This isn't the place to argue the technical virtues and vices of LEDs and CFLs as replacements, or the broader economic and environmental effects; those are discussions for another time and place. But as the switchover proceeds, it's interesting to review how the 90% inefficiency of the incandescent bulb — and the resultant heat it gives off — was actually used to advantage in many applications. There have been many reports, such as a recent one from Canada (see “Incandescent bulb ban leaves bird care centre with dim hope“), where the basic 100W bulb was used as a heating element that was cheap, easy to obtain, and easy to replace when it burned out (as most heating elements do).
Even better, as a resistive load, the incandescent bulb is easy to control and regulate. No matter that it has a highly nonlinear input/output transfer function — as long as you have a closed loop with a temperature sensor in the system, you had the makings of a pretty decent controllable heater.
The law of unintended consequences (one of my favorite “laws”) even extends to low-cost, mass-market items such as the Hasbro Easy-Bake toy oven, which the company has been making for decades with minimal few changes. Key to the design was the use of a standard bulb as the heating element; again, it was cheap, easy to source, easy to replace. However, the oven had to be completely redesigned with a custom heating element in place of the bulb (see “Easy-Bake loses its bulb, gets a makeover“). While in the broader scheme of things, this is just a toy and redesigning it is not a major disruption, I'm sure there are many applications where such a redesign or retrofit is a far bigger deal.

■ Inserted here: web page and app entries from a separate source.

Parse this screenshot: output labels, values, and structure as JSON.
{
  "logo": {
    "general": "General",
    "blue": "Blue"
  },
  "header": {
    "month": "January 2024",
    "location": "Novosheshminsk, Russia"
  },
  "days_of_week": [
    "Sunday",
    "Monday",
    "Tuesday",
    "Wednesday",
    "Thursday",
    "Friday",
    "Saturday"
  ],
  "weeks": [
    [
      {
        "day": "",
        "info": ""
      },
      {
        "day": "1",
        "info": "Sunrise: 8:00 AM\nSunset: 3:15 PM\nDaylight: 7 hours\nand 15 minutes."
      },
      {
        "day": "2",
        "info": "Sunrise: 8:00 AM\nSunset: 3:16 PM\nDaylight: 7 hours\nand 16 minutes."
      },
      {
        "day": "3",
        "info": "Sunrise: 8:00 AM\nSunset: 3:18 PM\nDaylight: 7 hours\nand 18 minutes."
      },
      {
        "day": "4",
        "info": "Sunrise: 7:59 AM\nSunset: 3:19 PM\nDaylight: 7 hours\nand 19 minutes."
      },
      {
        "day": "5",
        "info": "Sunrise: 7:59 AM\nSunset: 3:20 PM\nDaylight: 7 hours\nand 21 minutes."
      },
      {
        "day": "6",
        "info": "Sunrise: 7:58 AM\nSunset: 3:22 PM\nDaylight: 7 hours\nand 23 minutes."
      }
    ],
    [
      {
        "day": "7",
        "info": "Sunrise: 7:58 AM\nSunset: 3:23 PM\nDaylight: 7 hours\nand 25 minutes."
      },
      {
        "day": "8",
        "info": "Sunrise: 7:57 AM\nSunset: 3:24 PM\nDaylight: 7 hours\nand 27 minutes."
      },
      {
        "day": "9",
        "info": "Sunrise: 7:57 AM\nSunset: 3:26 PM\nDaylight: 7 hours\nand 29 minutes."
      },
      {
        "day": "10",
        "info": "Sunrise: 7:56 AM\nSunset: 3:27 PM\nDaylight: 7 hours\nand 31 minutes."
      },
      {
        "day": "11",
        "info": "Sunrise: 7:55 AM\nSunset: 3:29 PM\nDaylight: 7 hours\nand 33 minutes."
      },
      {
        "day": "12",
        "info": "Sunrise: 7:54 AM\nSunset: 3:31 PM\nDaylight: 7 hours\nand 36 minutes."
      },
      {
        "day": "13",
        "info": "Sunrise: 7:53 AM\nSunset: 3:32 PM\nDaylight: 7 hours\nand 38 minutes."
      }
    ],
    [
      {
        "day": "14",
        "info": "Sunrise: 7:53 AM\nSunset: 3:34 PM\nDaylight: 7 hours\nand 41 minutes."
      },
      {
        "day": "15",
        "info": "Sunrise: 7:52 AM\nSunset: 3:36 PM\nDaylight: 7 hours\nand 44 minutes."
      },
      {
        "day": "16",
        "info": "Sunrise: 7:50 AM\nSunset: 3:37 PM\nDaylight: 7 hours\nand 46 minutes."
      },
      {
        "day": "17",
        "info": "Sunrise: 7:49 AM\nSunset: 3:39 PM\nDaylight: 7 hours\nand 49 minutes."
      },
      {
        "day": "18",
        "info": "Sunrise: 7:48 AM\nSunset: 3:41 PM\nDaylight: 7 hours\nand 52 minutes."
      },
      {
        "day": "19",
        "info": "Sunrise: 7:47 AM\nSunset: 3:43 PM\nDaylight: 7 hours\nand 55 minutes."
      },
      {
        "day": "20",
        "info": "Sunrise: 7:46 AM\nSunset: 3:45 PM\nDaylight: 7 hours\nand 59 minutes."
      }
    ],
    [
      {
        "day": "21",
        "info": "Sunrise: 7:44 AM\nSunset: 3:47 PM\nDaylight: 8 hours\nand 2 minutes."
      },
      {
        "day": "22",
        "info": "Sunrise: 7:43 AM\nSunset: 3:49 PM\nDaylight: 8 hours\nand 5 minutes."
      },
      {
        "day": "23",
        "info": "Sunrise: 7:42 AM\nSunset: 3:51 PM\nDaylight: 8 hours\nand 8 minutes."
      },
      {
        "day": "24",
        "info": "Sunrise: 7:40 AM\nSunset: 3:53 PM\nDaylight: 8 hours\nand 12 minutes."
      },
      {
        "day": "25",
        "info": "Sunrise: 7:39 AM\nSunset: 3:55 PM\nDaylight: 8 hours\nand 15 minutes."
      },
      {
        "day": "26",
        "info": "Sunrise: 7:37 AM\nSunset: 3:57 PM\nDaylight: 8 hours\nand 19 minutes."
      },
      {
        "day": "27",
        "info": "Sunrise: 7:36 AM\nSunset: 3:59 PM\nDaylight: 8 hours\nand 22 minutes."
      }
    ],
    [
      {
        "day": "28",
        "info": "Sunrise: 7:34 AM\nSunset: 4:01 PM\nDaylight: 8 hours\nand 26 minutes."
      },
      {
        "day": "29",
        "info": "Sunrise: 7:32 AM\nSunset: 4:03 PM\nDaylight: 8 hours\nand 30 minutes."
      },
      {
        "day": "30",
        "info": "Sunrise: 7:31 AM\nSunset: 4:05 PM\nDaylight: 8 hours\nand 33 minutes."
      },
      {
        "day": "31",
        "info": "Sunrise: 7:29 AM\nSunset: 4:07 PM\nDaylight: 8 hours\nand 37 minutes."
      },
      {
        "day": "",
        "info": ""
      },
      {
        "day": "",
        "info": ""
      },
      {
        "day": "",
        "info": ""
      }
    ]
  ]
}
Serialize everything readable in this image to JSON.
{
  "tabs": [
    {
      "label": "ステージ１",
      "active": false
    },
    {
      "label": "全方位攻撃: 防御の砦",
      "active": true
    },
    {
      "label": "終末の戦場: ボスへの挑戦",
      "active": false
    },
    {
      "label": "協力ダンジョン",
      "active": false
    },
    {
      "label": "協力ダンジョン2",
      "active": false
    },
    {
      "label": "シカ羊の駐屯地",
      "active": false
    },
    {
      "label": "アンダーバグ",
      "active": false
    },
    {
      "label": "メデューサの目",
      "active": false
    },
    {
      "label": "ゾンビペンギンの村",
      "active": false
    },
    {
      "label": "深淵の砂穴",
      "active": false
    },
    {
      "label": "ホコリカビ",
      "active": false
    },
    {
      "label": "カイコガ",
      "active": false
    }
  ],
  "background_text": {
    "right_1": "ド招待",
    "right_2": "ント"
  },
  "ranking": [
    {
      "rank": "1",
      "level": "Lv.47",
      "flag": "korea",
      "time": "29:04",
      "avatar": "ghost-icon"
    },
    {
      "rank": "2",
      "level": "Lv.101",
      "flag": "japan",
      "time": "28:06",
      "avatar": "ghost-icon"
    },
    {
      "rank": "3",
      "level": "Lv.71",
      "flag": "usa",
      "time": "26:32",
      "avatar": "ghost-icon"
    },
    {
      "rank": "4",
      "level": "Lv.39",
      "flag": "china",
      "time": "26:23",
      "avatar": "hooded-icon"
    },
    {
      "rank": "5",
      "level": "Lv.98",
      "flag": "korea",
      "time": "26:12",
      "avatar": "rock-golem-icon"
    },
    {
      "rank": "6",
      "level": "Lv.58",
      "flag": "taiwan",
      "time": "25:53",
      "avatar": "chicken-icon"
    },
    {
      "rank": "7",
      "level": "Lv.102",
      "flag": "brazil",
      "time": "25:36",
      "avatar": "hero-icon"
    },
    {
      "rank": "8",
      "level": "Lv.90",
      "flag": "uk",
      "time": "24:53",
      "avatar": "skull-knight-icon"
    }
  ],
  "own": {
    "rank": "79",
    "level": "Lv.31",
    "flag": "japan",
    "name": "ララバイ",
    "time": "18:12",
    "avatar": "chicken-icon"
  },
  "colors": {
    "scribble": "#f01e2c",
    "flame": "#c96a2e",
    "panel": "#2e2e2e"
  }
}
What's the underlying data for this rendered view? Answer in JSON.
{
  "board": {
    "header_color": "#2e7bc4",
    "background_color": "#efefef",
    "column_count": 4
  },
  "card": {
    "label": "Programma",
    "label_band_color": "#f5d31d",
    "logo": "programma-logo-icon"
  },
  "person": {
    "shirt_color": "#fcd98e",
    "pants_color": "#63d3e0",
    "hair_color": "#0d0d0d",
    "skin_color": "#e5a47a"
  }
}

Reality is that there are many times where the downside of a product or technology has been flipped around and used to advantage. One of the many lessons I took away many years ago from the excellent 1978 TV series Connections by James Burke is that in most cases, progress comes when an application adapts advances or developments from other, unrelated areas — even the ones with shortcomings. (If you haven't seen this series, I urge you get to get it as a DVD, or look for the YouTube segments; it's well-done, educational, and also thought-provoking.)
To those who welcome the loss of the incandescent bulb and its severe inefficiency, I wonder: what else is being lost with it, via attributes and roles that you don't recognize? Have you ever been involved in a design where you took advantage of what everyone else saw as a weakness of a component or approach, and actually used it to your advantage?
This article originally appeared in EBN's sister publication EDN .